The guidelines represent one component of the strategy the Ministry is proposing for public fire protection in Ontario. This strategy includes:
- Clarifying municipal responsibility for local fire protection, while protecting the provincial interest in public fire safety.
- Removing remaining legislative barriers which forestall the restructuring and reorganization of municipal fire services.
- Facilitating a shift in focus which places priority on fire prevention and public education as opposed to fire suppression.
- Providing municipalities with decision-making tools to help them provide services according to their own needs and circumstances.
- Facilitating more active involvement of the private sector and other community groups in fire prevention and public education through the Fire Marshals Public Safety Council.
This strategy recognizes that municipalities, with the aid of appropriate tools and support, are fully capable of ensuring adequate fire protection for their communities.
At the same time, this strategy recognizes that the provincial interest would not be met if the level of service provided by a municipality jeopardized public fire safety.
- The guidelines will provide the means for municipalities to make informed choices about public fire protection - responsible choices that will not compromise public safety.
- They are the foundation for measuring and determining adequate fire protection.
- Provincial regulatory authority would be exercised only where there was a clear and identifiable threat to public safety that a municipality or municipalities fail to address.
- Good guidelines, and responsible local government, will ensure that this authority need not be exercised.
The model - "Optimizing Public Fire Safety" is intended to be a companion to the guidelines.
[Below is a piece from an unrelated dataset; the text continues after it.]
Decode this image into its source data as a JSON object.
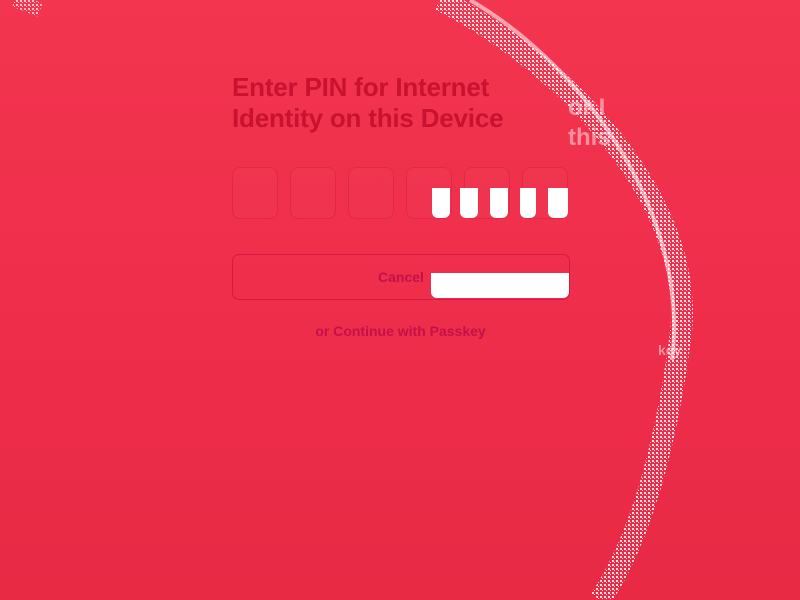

Its intended use is to provide consistency in application and to ensure all aspects are considered when applying the guidelines.